El segon seminari, anomenat «Interactions between music training and brain development 2», es farà divendres, 23, a les 10 hores al Seminari de Psicologia de l’edifici Guillem Cifre de Colonya.
«Describing the neural processes underlying human vocalizations helps scientists to understand how we acquire and maintain accurate speech and song production. This knowledge is useful to inform applied research related to vocal rehabilitation. However, while previous studies have focused predominantly on auditory and motor regions, this focus h as recently shifted towards understanding the dynamic interactions between different sensorimotor faculties and how they change with practice and expertise. Practice related effects can be described within existing theoretical framework of predictive coding, which corresponds to mechanisms the brain employs for constructing future states of the motor system in order to generate motor commands from desired effects. This process involves a transition from sensory feedback to feedforward based motor control. Once the latter has been sufficiently tuned, feedback is mainly used to update and refine the forward model when the actual and expected sensory consequences don’t match. This part of the course will first outline the brain’s basic hierarchies underlying vocal control, how the senses help shaping motor accuracy, and how we can use neuroimaging and neurostimulation methods to detect experience-dependent effects in the brain. »

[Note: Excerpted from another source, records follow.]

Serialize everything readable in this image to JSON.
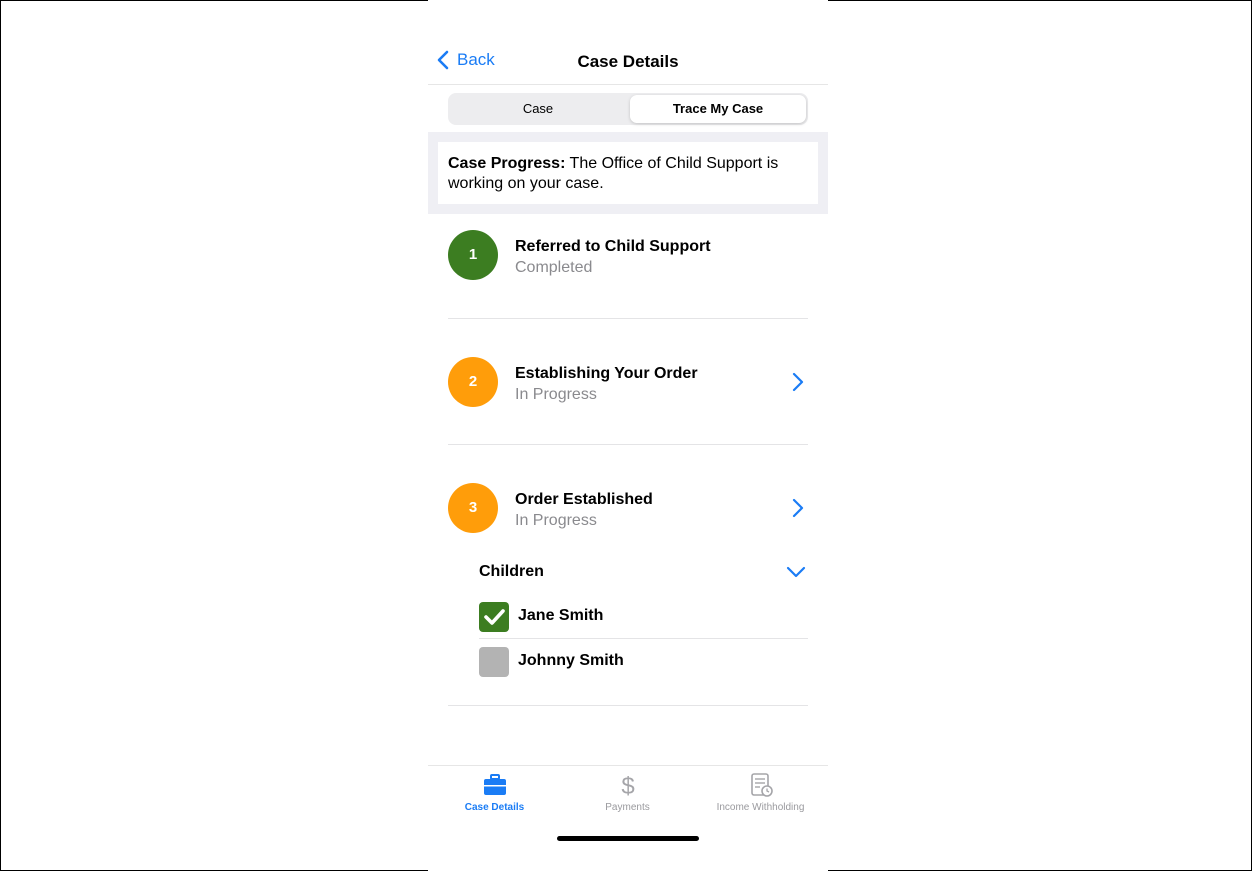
{
  "nav": {
    "back_label": "Back",
    "title": "Case Details"
  },
  "segmented": {
    "tabs": [
      {
        "label": "Case",
        "active": false
      },
      {
        "label": "Trace My Case",
        "active": true
      }
    ]
  },
  "banner": {
    "label": "Case Progress:",
    "text": "The Office of Child Support is working on your case."
  },
  "steps": [
    {
      "number": "1",
      "title": "Referred to Child Support",
      "status": "Completed",
      "color": "#3c7d21"
    },
    {
      "number": "2",
      "title": "Establishing Your Order",
      "status": "In Progress",
      "color": "#ff9d0a"
    },
    {
      "number": "3",
      "title": "Order Established",
      "status": "In Progress",
      "color": "#ff9d0a"
    }
  ],
  "children": {
    "header": "Children",
    "items": [
      {
        "name": "Jane Smith",
        "checked": true
      },
      {
        "name": "Johnny Smith",
        "checked": false
      }
    ]
  },
  "tabbar": {
    "items": [
      {
        "label": "Case Details",
        "icon": "briefcase-icon",
        "active": true
      },
      {
        "label": "Payments",
        "icon": "dollar-icon",
        "active": false
      },
      {
        "label": "Income Withholding",
        "icon": "document-clock-icon",
        "active": false
      }
    ]
  },
  "colors": {
    "accent": "#1a7cf5",
    "completed": "#3c7d21",
    "in_progress": "#ff9d0a",
    "unchecked": "#b3b3b3"
  }
}
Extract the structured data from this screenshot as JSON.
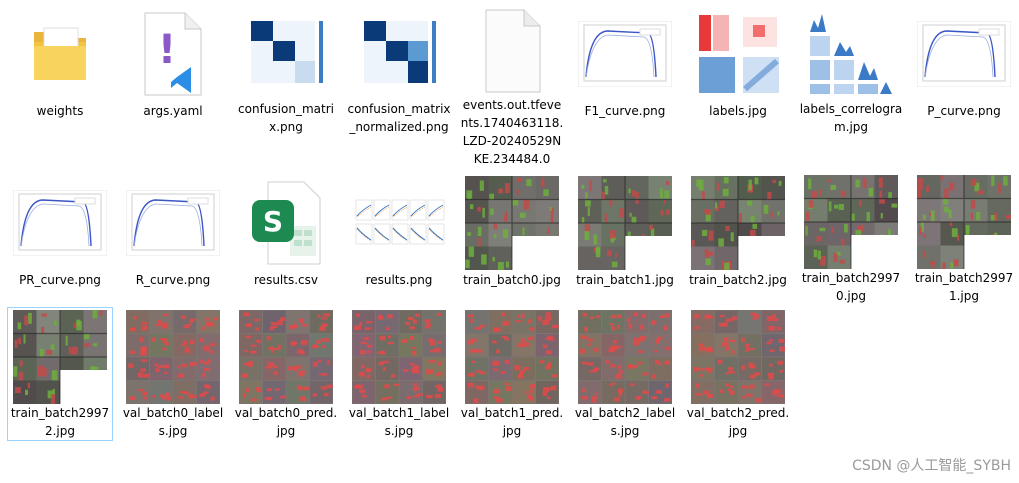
{
  "files": [
    {
      "name": "weights",
      "icon": "folder-icon"
    },
    {
      "name": "args.yaml",
      "icon": "vscode-file-icon"
    },
    {
      "name": "confusion_matrix.png",
      "icon": "confusion-matrix-thumb"
    },
    {
      "name": "confusion_matrix_normalized.png",
      "icon": "confusion-matrix-normalized-thumb"
    },
    {
      "name": "events.out.tfevents.1740463118.LZD-20240529NKE.234484.0",
      "icon": "blank-file-icon"
    },
    {
      "name": "F1_curve.png",
      "icon": "curve-thumb"
    },
    {
      "name": "labels.jpg",
      "icon": "labels-thumb"
    },
    {
      "name": "labels_correlogram.jpg",
      "icon": "correlogram-thumb"
    },
    {
      "name": "P_curve.png",
      "icon": "curve-thumb"
    },
    {
      "name": "PR_curve.png",
      "icon": "curve-thumb"
    },
    {
      "name": "R_curve.png",
      "icon": "curve-thumb"
    },
    {
      "name": "results.csv",
      "icon": "spreadsheet-file-icon"
    },
    {
      "name": "results.png",
      "icon": "results-thumb"
    },
    {
      "name": "train_batch0.jpg",
      "icon": "photo-mosaic-thumb"
    },
    {
      "name": "train_batch1.jpg",
      "icon": "photo-mosaic-thumb"
    },
    {
      "name": "train_batch2.jpg",
      "icon": "photo-mosaic-thumb"
    },
    {
      "name": "train_batch29970.jpg",
      "icon": "photo-mosaic-thumb"
    },
    {
      "name": "train_batch29971.jpg",
      "icon": "photo-mosaic-thumb"
    },
    {
      "name": "train_batch29972.jpg",
      "icon": "photo-mosaic-thumb"
    },
    {
      "name": "val_batch0_labels.jpg",
      "icon": "val-grid-thumb"
    },
    {
      "name": "val_batch0_pred.jpg",
      "icon": "val-grid-thumb"
    },
    {
      "name": "val_batch1_labels.jpg",
      "icon": "val-grid-thumb"
    },
    {
      "name": "val_batch1_pred.jpg",
      "icon": "val-grid-thumb"
    },
    {
      "name": "val_batch2_labels.jpg",
      "icon": "val-grid-thumb"
    },
    {
      "name": "val_batch2_pred.jpg",
      "icon": "val-grid-thumb"
    }
  ],
  "selected_file": "train_batch29972.jpg",
  "watermark": "CSDN @人工智能_SYBH",
  "colors": {
    "selection_border": "#99d1ff",
    "folder": "#f5c342",
    "vscode_blue": "#2b8de6",
    "yaml_purple": "#8a58c7",
    "excel_green": "#1d8a52"
  }
}
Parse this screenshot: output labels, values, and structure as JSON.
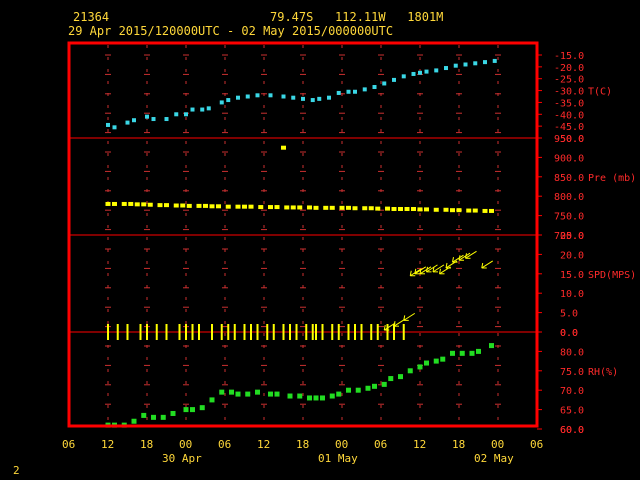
{
  "header": {
    "station_id": "21364",
    "location": "79.47S   112.11W   1801M",
    "period": "29 Apr 2015/120000UTC - 02 May 2015/000000UTC"
  },
  "footer": {
    "page_number": "2"
  },
  "x_axis": {
    "ticks": [
      {
        "t": -6,
        "label": "06"
      },
      {
        "t": 0,
        "label": "12"
      },
      {
        "t": 6,
        "label": "18"
      },
      {
        "t": 12,
        "label": "00"
      },
      {
        "t": 18,
        "label": "06"
      },
      {
        "t": 24,
        "label": "12"
      },
      {
        "t": 30,
        "label": "18"
      },
      {
        "t": 36,
        "label": "00"
      },
      {
        "t": 42,
        "label": "06"
      },
      {
        "t": 48,
        "label": "12"
      },
      {
        "t": 54,
        "label": "18"
      },
      {
        "t": 60,
        "label": "00"
      },
      {
        "t": 66,
        "label": "06"
      }
    ],
    "dates": [
      {
        "t": 12,
        "label": "30 Apr"
      },
      {
        "t": 36,
        "label": "01 May"
      },
      {
        "t": 60,
        "label": "02 May"
      }
    ],
    "range": [
      -6,
      66
    ],
    "unit_note": "hours relative to 29 Apr 2015 12 UTC"
  },
  "colors": {
    "frame": "#ff0000",
    "temperature": "#3ad7e6",
    "pressure": "#ffff00",
    "wind": "#ffff00",
    "humidity": "#22dd22",
    "grid": "#cc3030",
    "labels": "#ffd83a"
  },
  "chart_data": [
    {
      "type": "scatter",
      "name_label": "T(C)",
      "ylim": [
        -50,
        -15
      ],
      "yticks": [
        "-15.0",
        "-20.0",
        "-25.0",
        "-30.0",
        "-35.0",
        "-40.0",
        "-45.0"
      ],
      "points": [
        [
          0,
          -44.5
        ],
        [
          1,
          -45.5
        ],
        [
          3,
          -43.5
        ],
        [
          4,
          -42.5
        ],
        [
          6,
          -41
        ],
        [
          7,
          -42
        ],
        [
          9,
          -42
        ],
        [
          10.5,
          -40
        ],
        [
          12,
          -40
        ],
        [
          13,
          -38
        ],
        [
          14.5,
          -38
        ],
        [
          15.5,
          -37.5
        ],
        [
          17.5,
          -35
        ],
        [
          18.5,
          -34
        ],
        [
          20,
          -33
        ],
        [
          21.5,
          -32.5
        ],
        [
          23,
          -32
        ],
        [
          25,
          -32
        ],
        [
          27,
          -32.5
        ],
        [
          28.5,
          -33
        ],
        [
          30,
          -33.5
        ],
        [
          31.5,
          -34
        ],
        [
          32.5,
          -33.5
        ],
        [
          34,
          -33
        ],
        [
          35.5,
          -31
        ],
        [
          37,
          -30.5
        ],
        [
          38,
          -30.5
        ],
        [
          39.5,
          -29.5
        ],
        [
          41,
          -28.5
        ],
        [
          42.5,
          -27
        ],
        [
          44,
          -25.5
        ],
        [
          45.5,
          -24
        ],
        [
          47,
          -23
        ],
        [
          48,
          -22.5
        ],
        [
          49,
          -22
        ],
        [
          50.5,
          -21.5
        ],
        [
          52,
          -20.5
        ],
        [
          53.5,
          -19.5
        ],
        [
          55,
          -19
        ],
        [
          56.5,
          -18.5
        ],
        [
          58,
          -18
        ],
        [
          59.5,
          -17.5
        ]
      ]
    },
    {
      "type": "scatter",
      "name_label": "Pre (mb)",
      "ylim": [
        700,
        950
      ],
      "yticks": [
        "950.0",
        "900.0",
        "850.0",
        "800.0",
        "750.0"
      ],
      "points": [
        [
          0,
          780
        ],
        [
          1,
          780
        ],
        [
          2.5,
          780
        ],
        [
          3.5,
          780
        ],
        [
          4.5,
          779
        ],
        [
          5.5,
          779
        ],
        [
          6.5,
          778
        ],
        [
          8,
          777
        ],
        [
          9,
          777
        ],
        [
          10.5,
          776
        ],
        [
          11.5,
          776
        ],
        [
          12.5,
          775
        ],
        [
          14,
          775
        ],
        [
          15,
          775
        ],
        [
          16,
          774
        ],
        [
          17,
          774
        ],
        [
          18.5,
          773
        ],
        [
          20,
          773
        ],
        [
          21,
          773
        ],
        [
          22,
          773
        ],
        [
          23.5,
          772
        ],
        [
          25,
          772
        ],
        [
          26,
          772
        ],
        [
          27.5,
          771
        ],
        [
          28.5,
          771
        ],
        [
          29.5,
          771
        ],
        [
          31,
          771
        ],
        [
          32,
          770
        ],
        [
          33.5,
          770
        ],
        [
          34.5,
          770
        ],
        [
          36,
          770
        ],
        [
          37,
          770
        ],
        [
          38,
          769
        ],
        [
          39.5,
          769
        ],
        [
          40.5,
          769
        ],
        [
          41.5,
          768
        ],
        [
          43,
          768
        ],
        [
          44,
          767
        ],
        [
          45,
          767
        ],
        [
          46,
          767
        ],
        [
          47,
          767
        ],
        [
          48,
          766
        ],
        [
          49,
          766
        ],
        [
          50.5,
          765
        ],
        [
          52,
          765
        ],
        [
          53,
          764
        ],
        [
          54,
          764
        ],
        [
          55.5,
          763
        ],
        [
          56.5,
          763
        ],
        [
          58,
          762
        ],
        [
          59,
          762
        ],
        [
          27,
          925
        ]
      ]
    },
    {
      "type": "scatter",
      "name_label": "SPD(MPS)",
      "ylim": [
        0,
        25
      ],
      "yticks": [
        "25.0",
        "20.0",
        "15.0",
        "10.0",
        "5.0",
        "0.0"
      ],
      "calm_times": [
        0,
        1.5,
        3,
        5,
        6,
        7.5,
        9,
        11,
        12,
        13,
        14,
        16,
        17.5,
        18.5,
        19.5,
        21,
        22,
        23,
        24.5,
        25.5,
        27,
        28,
        29,
        30.5,
        31.5,
        32,
        33,
        34.5,
        35.5,
        37,
        38,
        39,
        40.5,
        41.5,
        43,
        44,
        45.5
      ],
      "barbs": [
        {
          "t": 42.5,
          "spd": 0.5
        },
        {
          "t": 44,
          "spd": 1.5
        },
        {
          "t": 45.5,
          "spd": 3
        },
        {
          "t": 46.5,
          "spd": 14.5
        },
        {
          "t": 47.2,
          "spd": 15
        },
        {
          "t": 48,
          "spd": 15
        },
        {
          "t": 49,
          "spd": 15.5
        },
        {
          "t": 50,
          "spd": 15.5
        },
        {
          "t": 51,
          "spd": 15
        },
        {
          "t": 52,
          "spd": 16.5
        },
        {
          "t": 53,
          "spd": 18
        },
        {
          "t": 54,
          "spd": 18.5
        },
        {
          "t": 55,
          "spd": 19
        },
        {
          "t": 57.5,
          "spd": 16.5
        }
      ]
    },
    {
      "type": "scatter",
      "name_label": "RH(%)",
      "ylim": [
        60,
        85
      ],
      "yticks": [
        "80.0",
        "75.0",
        "70.0",
        "65.0",
        "60.0"
      ],
      "points": [
        [
          0,
          61
        ],
        [
          1,
          61
        ],
        [
          2.5,
          61
        ],
        [
          4,
          62
        ],
        [
          5.5,
          63.5
        ],
        [
          7,
          63
        ],
        [
          8.5,
          63
        ],
        [
          10,
          64
        ],
        [
          12,
          65
        ],
        [
          13,
          65
        ],
        [
          14.5,
          65.5
        ],
        [
          16,
          67.5
        ],
        [
          17.5,
          69.5
        ],
        [
          19,
          69.5
        ],
        [
          20,
          69
        ],
        [
          21.5,
          69
        ],
        [
          23,
          69.5
        ],
        [
          25,
          69
        ],
        [
          26,
          69
        ],
        [
          28,
          68.5
        ],
        [
          29.5,
          68.5
        ],
        [
          31,
          68
        ],
        [
          32,
          68
        ],
        [
          33,
          68
        ],
        [
          34.5,
          68.5
        ],
        [
          35.5,
          69
        ],
        [
          37,
          70
        ],
        [
          38.5,
          70
        ],
        [
          40,
          70.5
        ],
        [
          41,
          71
        ],
        [
          42.5,
          71.5
        ],
        [
          43.5,
          73
        ],
        [
          45,
          73.5
        ],
        [
          46.5,
          75
        ],
        [
          48,
          76
        ],
        [
          49,
          77
        ],
        [
          50.5,
          77.5
        ],
        [
          51.5,
          78
        ],
        [
          53,
          79.5
        ],
        [
          54.5,
          79.5
        ],
        [
          56,
          79.5
        ],
        [
          57,
          80
        ],
        [
          59,
          81.5
        ]
      ]
    }
  ]
}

El doctor Boris Kleber és professor al Center for Music in the Brain del Departament de Medicina Clínica de la Universitat d’Aarhus de Dinamarca.
Els seminaris han estat subvencionats pel Programa Santander d'Impuls i Internacionalització per a Estudis de Postgrau de la Universitat de les Illes Balears, convocatòria 2017-18.
Data de publicació: 21/03/2018